Sydney authorities have issued a public warning after a group of women jumped into the harbour in an area where swimming is “not permitted”.
A video showing three women launching themselves into the water at Darling Harbour on a hot day last week sparked concern for a variety of health and safety reasons.
The clip, which has since been deleted, stated those involved had been out drinking at their work Christmas party when the group “suddenly” thought a “quick dip” with their colleagues in the harbour “seemed like a good idea”.
Many viewers were horrified by the antics, stating the water isn’t safe and pointing out the threat of bull sharks.
The NSW Department of Planning and Environment have since issued an urgent warning to tourists and locals, stating swimming at the iconic Sydney spot is “not permitted” for a multitude of reasons.
“Swimming is not permitted at Darling Harbour or Cockle Bay as there is a large amount of boat traffic,” the Placemaking NSW spokesperson told news.com.au.
“There are also no distinct swimming areas with shark nets.”
The video, posted to TikTok, had amassed over 300,000 views before it was taken down following an avalanche of concern from Australians.
“Nup, not a chance, the harbour is full of sharks and jellyfish,” one commented.
“It’s not safe to swim in Sydney Habour,” another lamented.
As one pointed out: “It’s bull shark central.”
Others said they were “scared” just watching the video, especially since the women were all fully clothed when they jumped in, labelling the act “crazy”.
“That moment the work Christmas party drinks and suddenly jumping into the harbour for a quick dip with your co-workers seems like a good idea,” the video was captioned.
The three colleagues then proceed to hold hands as they prepare to launch themselves into the water.
One is wearing a floral wrap skirt, while another is wearing a red skirt and black top. The third is wearing a long denim skirt and a white waistcoat.
“Quick little dance and scream to do this jump,” text on the video reads, as the women leap from the dock.
A second video, which has also been removed, showed the women hauling themselves up a ladder with heavy, wet clothes, but with smiles all around.
While authorities have warned against swimming in Cockle Bay, not all of Sydney Harbour is off limits, making advice around where to go for a dip confusing.
Sydney Harbour is one massive stretch of water which measures at around 500 gigalitres in total. It drains coastal rivers and streams, plus storm water from millions of Sydneysiders. This means it gets contaminated by all the waste, dirt, debris, and even sewerage overflow that comes with such a big city.
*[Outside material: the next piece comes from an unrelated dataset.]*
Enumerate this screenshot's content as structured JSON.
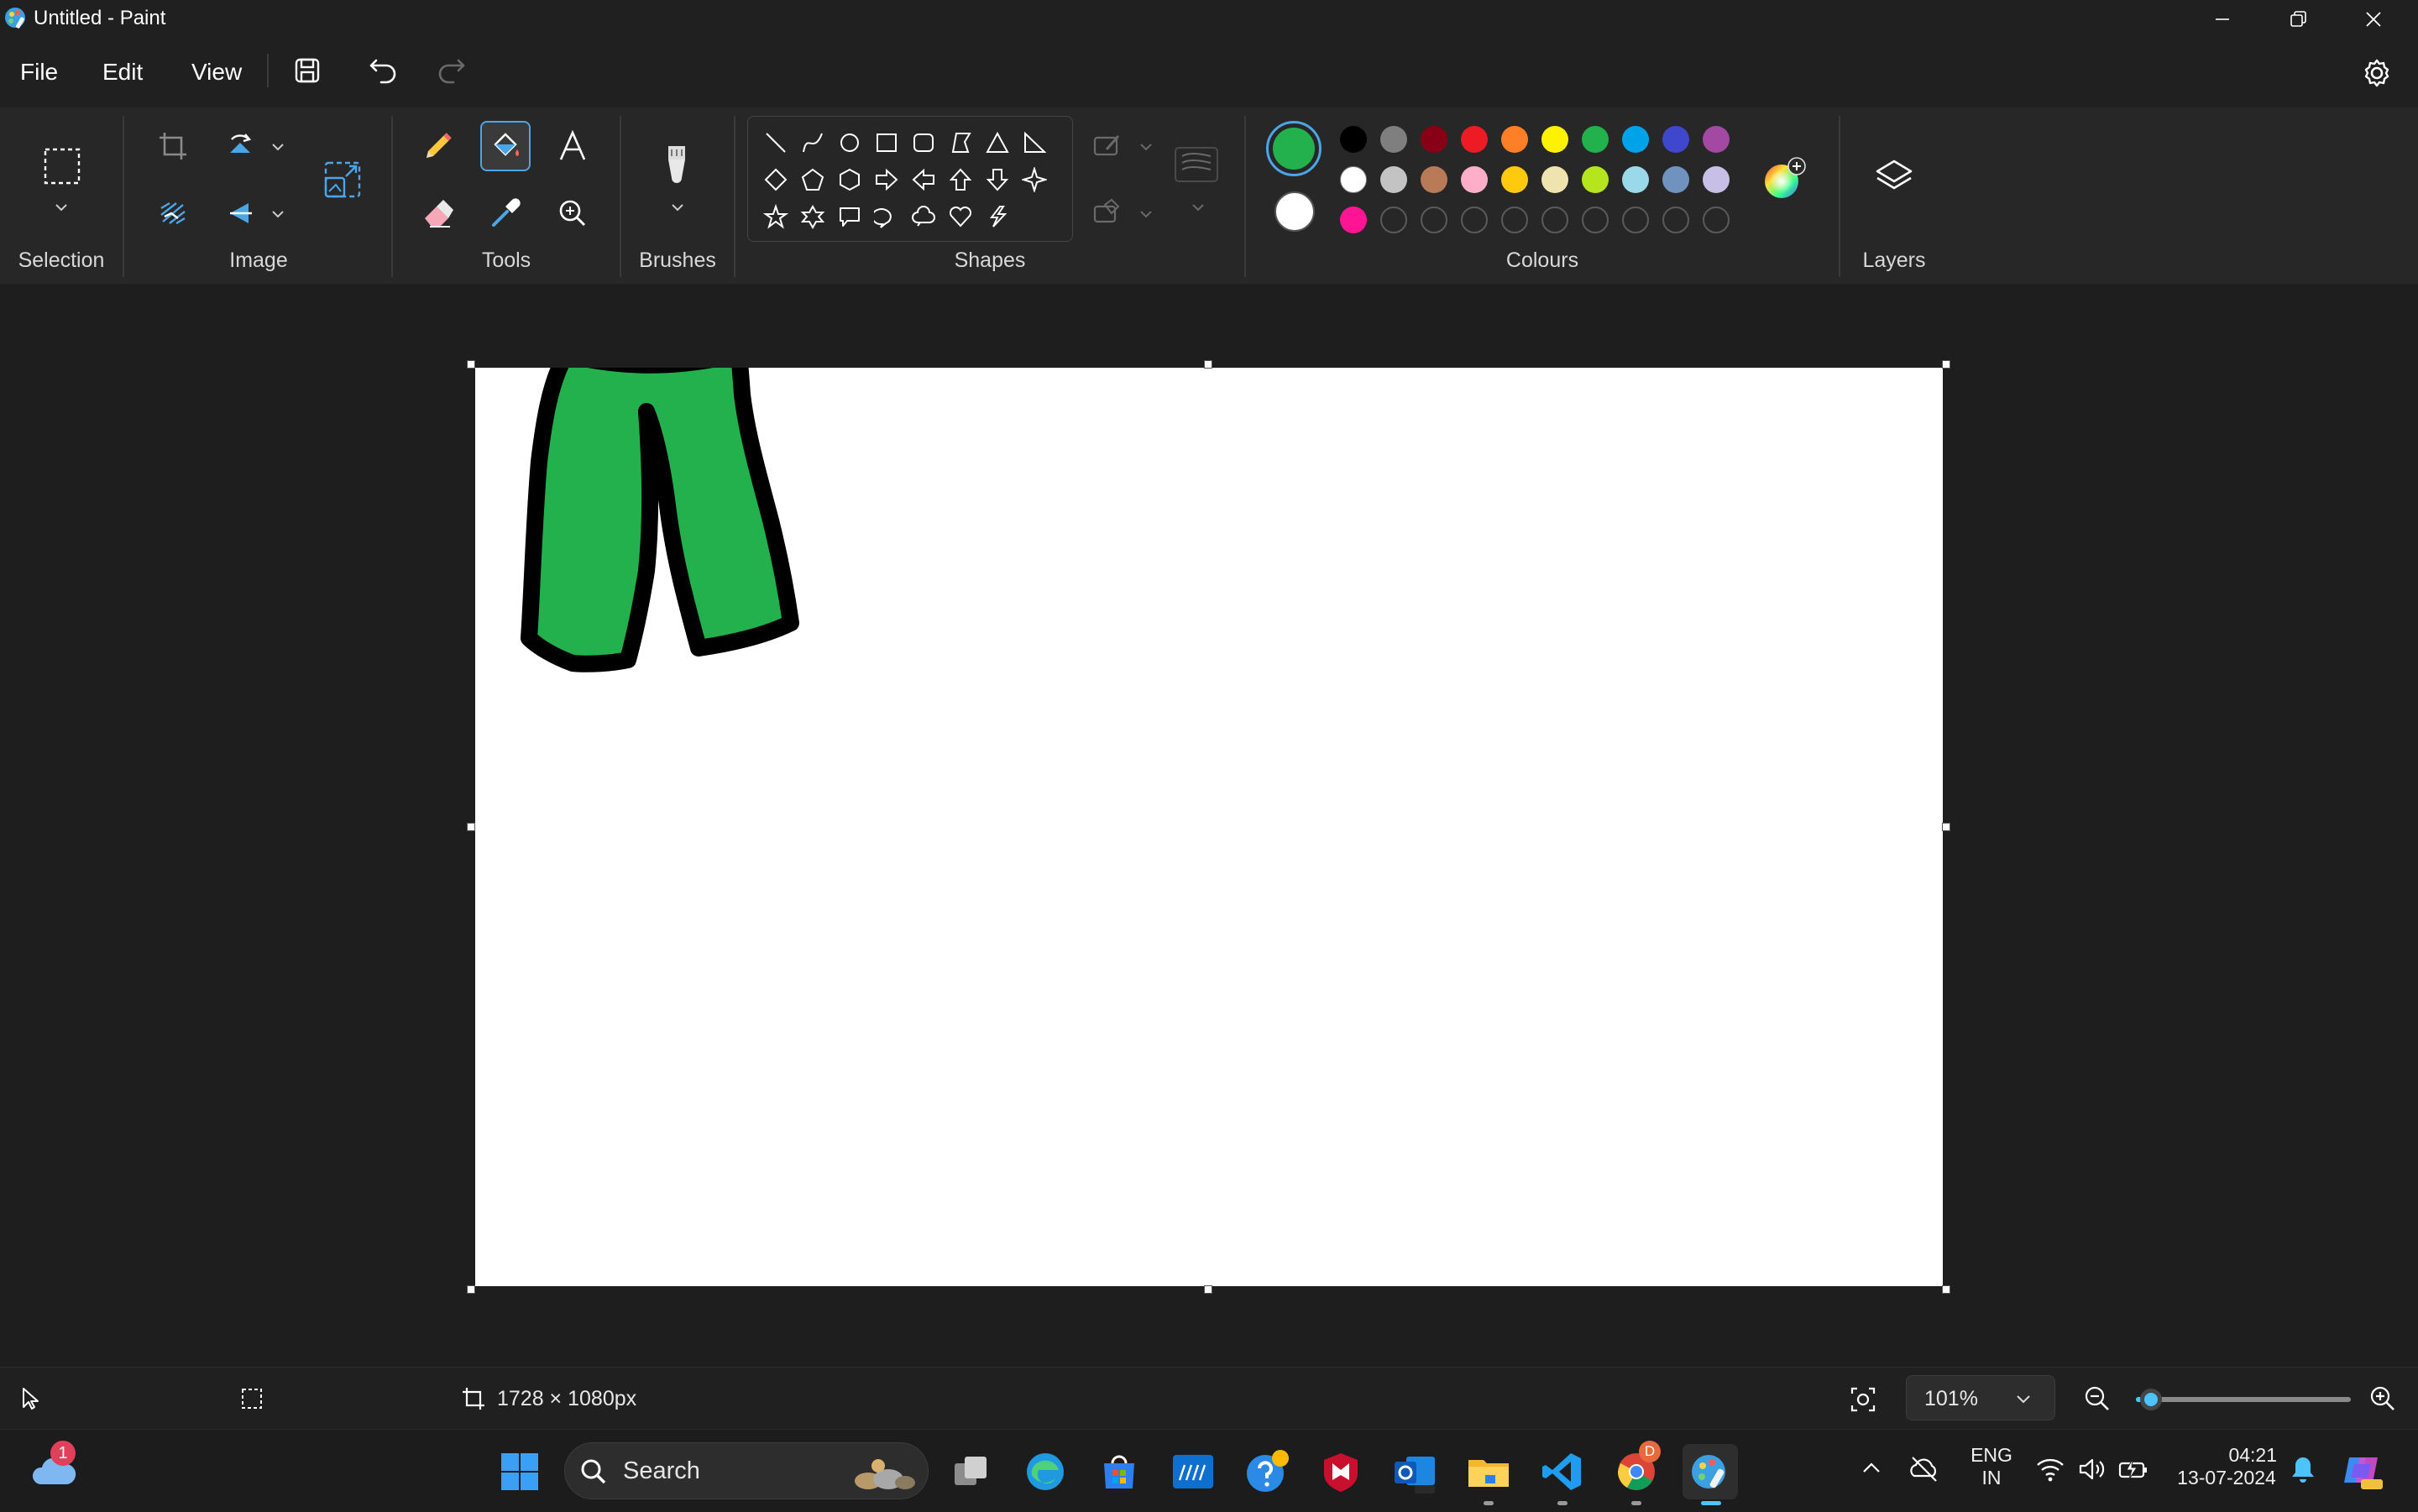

Placemaking NSW said Sydneysiders and visitors who want to swim should head to approved swimming spots, such as Marrinawi Cove “which is safe and netted”.
“Water quality has been tested at Marrinawi Cove and it is safe for swimming, Darling Harbour has not been tested,” the spokesperson told news.com.au.
“Marrinawi Cove is located at the northern end of Barangaroo Reserve where there is safety netting to enclose the swimming area, signage and shower facilities.
“Swimmers must take care at all times, follow safety signage and use suitable footwear.”